§ 13. Mr. M. Stewart
asked the Minister of Housing and Local Government and Minister for Welsh Affairs why he allowed the appeal of D. Heath and Sons, Limited, against a refusal of planning permission by the Saffron Walden Rural District Council.
§ 23. Mr. Reynolds
asked the Minister of Housing and Local Government and Minister for Welsh Affairs whether he will publish details of all the information on which he based his decision to allow the appeal of D. Heath & Sons, Limited, against a refusal of planning permission by the Saffron Walden Rural District Council.
§ Mr. Brooke
I cannot do better than send the hon. Members a copy of the decision letter sent on my behalf on 17th September, 1959. I will circulate in the OFFICIAL REPORT the passage in this letter which explains why I differed from my inspector's recommendation to dismiss the appeal.
§ Mr. Stewart
Will the Minister also circulate to hon. Members concerned and make available to the House a copy of the inspector's report in this case? Does the Minister accept that this is, 185 as it has been described by the Lord Chancellor, a very serious matter, and has he noticed that the learned judge in the case of Buxton v. the Minister of Housing and Local Government said in effect that he did not believe the Minister's account of his consultations with the Minister of Agriculture, Fisheries and Food?

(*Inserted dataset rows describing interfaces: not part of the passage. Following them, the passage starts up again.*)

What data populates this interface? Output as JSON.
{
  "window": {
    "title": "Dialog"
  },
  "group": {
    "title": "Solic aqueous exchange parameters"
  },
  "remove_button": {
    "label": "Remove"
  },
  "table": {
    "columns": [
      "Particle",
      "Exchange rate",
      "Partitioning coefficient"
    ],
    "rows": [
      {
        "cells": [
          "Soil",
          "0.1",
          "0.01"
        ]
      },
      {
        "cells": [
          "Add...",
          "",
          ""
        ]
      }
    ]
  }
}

§ Mr. Brooke
I will place in the Library a copy of the decision letter and also a copy of the inspector's report, which is a fairly lengthy document. As to the manner in which I reached this decision, that has been reported by the Council on Tribunals to the Lord Chancellor who has the matter under consideration. I do not think that, in those circumstances, I should be pressed to say anything more at this stage.
§ Mr. Reynolds
Is the Minister aware that he still seems to be indicating that only some of the information will be available? Will he give the House an assurance that at some time in the future all the information on which this decision was based will be available?
§ Mr. Brooke
I assure the hon. Gentleman that all the material information bearing on my decision is contained in the letter in question.
§ Following is the information:
§ Extract from decision letter dated 17th September, 1959:
§ The Minister notes that the Inspector's recommendation turned on his assessment of the amount of chalk dust likely to be caused. He agrees with the Inspector that the moisture content of the chalk would prevent dust arising from the proposed operations of winning and working, and that any risk of dust being blown on to neighbouring land would emanate mainly from the stockpile. Some of the fears expressed at the inquiry were based on the assumption that chalk would be finely crushed or burnt, but your clients said that these processes would not be carried out. The Minister has considered the risk of dust arising from stockpiling and subsequent handling of chalk and the effects such dust might have on plants and animals, and has consulted the Minister of Agriculture, Fisheries and Food. Although the possibility of some dust dispersal beyond the site cannot be entirely ruled out in the driest months, it seems to him that it would be occasional only and, with proper safeguards and having regard to the arrangements proposed by your clients, would be insufficient in quantity to cause damage to crops or livestock or to cause serious discomfort to persons living in the area. He is further satisfied that 186 chalk from the appeal site would make a useful contribution to an area which is partly dependent on pits lying at a distance and that it can be won from the site without harm to neighbouring interests. The Minister recognises the Council's desire to see the restoration of the gravel pit, but he cannot see that the amenity objections to continued mineral working are strong enough to outweigh the arguments in favour of exploiting land already disturbed by these operations. He has therefore decided to allow your clients' appeal subject to conditions.